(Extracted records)

━━━━━━

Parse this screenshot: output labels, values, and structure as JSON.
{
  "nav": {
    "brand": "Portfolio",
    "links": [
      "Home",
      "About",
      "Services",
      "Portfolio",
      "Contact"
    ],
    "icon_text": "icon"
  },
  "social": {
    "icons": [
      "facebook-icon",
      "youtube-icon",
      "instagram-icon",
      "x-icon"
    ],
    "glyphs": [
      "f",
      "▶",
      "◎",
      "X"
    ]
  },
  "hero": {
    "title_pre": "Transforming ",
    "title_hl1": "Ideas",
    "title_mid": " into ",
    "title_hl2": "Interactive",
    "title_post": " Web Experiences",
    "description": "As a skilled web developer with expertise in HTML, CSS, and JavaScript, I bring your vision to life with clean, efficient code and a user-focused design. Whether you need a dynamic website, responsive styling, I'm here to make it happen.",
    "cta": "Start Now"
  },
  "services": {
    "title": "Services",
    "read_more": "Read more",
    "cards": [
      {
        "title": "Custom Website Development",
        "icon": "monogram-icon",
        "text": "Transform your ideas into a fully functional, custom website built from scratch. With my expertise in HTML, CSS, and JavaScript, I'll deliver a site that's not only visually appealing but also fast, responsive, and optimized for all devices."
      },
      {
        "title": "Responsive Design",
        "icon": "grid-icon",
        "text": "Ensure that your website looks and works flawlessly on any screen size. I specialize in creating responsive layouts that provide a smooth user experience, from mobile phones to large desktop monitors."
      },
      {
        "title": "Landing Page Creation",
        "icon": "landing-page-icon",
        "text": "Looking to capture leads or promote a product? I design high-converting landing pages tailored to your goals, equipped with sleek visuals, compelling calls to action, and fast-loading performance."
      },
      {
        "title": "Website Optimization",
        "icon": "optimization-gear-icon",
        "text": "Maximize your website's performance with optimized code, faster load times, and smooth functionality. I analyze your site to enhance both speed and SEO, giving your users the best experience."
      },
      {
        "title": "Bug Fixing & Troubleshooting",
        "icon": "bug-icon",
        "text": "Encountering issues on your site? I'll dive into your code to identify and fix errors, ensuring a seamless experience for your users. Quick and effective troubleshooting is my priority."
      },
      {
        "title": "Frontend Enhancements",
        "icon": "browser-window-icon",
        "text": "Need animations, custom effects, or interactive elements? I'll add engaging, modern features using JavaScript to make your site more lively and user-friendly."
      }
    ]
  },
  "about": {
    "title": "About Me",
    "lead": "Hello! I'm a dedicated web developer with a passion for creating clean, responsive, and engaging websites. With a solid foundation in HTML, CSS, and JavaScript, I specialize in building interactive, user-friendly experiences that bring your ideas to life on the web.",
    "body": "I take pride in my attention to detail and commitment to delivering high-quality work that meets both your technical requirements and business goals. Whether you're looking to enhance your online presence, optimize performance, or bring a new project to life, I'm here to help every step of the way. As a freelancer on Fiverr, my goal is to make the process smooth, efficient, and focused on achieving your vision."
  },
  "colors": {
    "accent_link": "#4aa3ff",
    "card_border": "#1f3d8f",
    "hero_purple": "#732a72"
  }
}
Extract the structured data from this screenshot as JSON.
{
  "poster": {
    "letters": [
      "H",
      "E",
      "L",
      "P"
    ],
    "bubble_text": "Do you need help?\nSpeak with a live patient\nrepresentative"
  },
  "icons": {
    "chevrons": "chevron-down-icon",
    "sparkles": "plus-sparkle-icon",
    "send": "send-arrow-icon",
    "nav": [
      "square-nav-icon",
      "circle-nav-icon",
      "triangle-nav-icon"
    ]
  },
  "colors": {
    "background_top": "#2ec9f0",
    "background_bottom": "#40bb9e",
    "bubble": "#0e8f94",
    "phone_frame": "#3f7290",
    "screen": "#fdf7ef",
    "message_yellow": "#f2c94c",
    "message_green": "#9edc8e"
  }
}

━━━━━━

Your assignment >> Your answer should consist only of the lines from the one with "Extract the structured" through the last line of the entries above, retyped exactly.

Solution for this task >>
Extract the structured data from this screenshot as JSON.
{
  "poster": {
    "letters": [
      "H",
      "E",
      "L",
      "P"
    ],
    "bubble_text": "Do you need help?\nSpeak with a live patient\nrepresentative"
  },
  "icons": {
    "chevrons": "chevron-down-icon",
    "sparkles": "plus-sparkle-icon",
    "send": "send-arrow-icon",
    "nav": [
      "square-nav-icon",
      "circle-nav-icon",
      "triangle-nav-icon"
    ]
  },
  "colors": {
    "background_top": "#2ec9f0",
    "background_bottom": "#40bb9e",
    "bubble": "#0e8f94",
    "phone_frame": "#3f7290",
    "screen": "#fdf7ef",
    "message_yellow": "#f2c94c",
    "message_green": "#9edc8e"
  }
}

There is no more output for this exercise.